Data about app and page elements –

# # # # #

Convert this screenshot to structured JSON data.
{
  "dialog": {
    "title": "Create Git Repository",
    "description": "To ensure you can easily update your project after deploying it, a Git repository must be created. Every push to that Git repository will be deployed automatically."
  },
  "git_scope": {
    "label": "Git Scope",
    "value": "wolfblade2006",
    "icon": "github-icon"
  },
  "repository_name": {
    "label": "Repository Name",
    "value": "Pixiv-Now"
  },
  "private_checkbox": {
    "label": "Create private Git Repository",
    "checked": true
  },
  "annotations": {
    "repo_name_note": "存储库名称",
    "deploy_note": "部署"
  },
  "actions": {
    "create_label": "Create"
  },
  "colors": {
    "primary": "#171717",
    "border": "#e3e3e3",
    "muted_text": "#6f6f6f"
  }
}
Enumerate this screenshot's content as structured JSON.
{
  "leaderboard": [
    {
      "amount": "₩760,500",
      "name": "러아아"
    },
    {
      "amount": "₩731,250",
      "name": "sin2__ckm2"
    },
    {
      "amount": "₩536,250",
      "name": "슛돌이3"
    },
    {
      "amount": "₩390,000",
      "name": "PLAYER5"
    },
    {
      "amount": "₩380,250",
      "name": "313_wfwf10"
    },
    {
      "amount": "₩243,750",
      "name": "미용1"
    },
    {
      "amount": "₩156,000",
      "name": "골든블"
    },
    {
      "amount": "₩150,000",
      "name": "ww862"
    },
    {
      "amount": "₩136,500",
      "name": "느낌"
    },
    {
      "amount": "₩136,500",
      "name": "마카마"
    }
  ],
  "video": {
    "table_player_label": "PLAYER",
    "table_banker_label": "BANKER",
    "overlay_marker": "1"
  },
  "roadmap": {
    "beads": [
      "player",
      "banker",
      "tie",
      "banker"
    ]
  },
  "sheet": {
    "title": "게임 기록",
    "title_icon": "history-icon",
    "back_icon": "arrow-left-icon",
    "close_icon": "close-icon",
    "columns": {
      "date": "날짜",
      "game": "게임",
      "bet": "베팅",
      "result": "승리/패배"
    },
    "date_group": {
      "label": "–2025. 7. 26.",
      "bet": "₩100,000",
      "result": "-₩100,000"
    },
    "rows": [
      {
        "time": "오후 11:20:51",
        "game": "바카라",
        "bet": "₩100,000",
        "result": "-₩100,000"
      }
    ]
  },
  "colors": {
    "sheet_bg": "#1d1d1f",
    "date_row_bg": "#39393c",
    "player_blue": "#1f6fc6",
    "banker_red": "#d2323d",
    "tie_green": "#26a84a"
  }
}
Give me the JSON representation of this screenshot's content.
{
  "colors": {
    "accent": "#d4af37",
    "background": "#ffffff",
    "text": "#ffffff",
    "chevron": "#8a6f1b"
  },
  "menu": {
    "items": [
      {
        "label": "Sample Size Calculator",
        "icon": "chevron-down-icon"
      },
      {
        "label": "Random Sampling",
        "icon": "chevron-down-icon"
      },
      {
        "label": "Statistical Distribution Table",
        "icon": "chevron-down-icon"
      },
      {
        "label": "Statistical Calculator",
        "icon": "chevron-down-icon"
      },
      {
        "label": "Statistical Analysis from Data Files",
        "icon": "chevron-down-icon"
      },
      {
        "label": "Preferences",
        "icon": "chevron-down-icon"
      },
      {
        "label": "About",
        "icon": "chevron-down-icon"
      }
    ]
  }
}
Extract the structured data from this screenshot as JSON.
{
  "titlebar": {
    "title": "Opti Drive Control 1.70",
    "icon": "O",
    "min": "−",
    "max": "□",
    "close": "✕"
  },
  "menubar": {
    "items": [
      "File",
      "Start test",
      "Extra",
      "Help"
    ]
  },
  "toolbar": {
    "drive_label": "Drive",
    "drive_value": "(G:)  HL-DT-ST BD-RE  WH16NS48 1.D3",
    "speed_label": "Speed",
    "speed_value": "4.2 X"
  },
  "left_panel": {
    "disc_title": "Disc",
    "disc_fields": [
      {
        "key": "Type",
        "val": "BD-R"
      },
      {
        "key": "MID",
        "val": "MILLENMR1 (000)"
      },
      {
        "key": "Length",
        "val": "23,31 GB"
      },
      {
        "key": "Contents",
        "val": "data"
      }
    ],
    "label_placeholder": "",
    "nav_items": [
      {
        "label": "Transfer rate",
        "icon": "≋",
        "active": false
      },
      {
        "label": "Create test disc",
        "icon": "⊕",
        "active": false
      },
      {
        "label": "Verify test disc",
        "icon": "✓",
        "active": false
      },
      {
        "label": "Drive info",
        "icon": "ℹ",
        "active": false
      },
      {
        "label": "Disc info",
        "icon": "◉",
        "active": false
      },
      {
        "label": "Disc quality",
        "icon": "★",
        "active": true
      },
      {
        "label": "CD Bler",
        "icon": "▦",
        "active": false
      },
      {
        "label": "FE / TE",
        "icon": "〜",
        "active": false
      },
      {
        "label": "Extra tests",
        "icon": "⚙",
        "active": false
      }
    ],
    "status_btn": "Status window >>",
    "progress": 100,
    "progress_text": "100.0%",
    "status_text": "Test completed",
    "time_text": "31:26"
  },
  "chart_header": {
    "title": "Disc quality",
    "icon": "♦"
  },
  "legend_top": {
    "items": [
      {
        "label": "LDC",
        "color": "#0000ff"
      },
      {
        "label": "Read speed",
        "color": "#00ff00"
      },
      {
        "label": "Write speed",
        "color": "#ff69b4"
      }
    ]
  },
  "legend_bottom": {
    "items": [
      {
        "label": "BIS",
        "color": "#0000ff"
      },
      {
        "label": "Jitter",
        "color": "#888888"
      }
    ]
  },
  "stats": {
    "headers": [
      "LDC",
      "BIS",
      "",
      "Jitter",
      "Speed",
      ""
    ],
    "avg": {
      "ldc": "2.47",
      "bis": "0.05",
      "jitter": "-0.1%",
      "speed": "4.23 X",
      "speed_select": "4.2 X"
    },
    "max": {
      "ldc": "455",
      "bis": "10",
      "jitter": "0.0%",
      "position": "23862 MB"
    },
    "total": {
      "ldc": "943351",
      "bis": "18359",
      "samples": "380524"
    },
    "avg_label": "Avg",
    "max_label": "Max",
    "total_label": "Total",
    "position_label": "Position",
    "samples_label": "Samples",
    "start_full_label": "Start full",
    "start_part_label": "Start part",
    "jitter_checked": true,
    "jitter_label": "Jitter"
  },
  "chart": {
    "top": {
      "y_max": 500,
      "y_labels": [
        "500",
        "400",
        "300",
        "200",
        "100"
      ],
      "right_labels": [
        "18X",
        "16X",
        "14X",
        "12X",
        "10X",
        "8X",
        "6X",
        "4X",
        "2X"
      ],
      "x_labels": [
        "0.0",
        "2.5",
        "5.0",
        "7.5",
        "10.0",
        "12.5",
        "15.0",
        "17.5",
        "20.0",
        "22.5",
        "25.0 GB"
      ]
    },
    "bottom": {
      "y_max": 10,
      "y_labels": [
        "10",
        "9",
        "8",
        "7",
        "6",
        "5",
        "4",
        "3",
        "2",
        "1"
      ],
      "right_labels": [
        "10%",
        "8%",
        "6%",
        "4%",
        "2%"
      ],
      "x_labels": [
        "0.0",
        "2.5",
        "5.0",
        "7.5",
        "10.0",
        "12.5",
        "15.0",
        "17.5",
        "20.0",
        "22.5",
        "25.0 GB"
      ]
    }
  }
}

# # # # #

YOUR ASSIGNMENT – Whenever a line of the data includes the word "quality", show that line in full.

RESULT OF THIS TASK –
        "label": "Disc quality",
    "title": "Disc quality",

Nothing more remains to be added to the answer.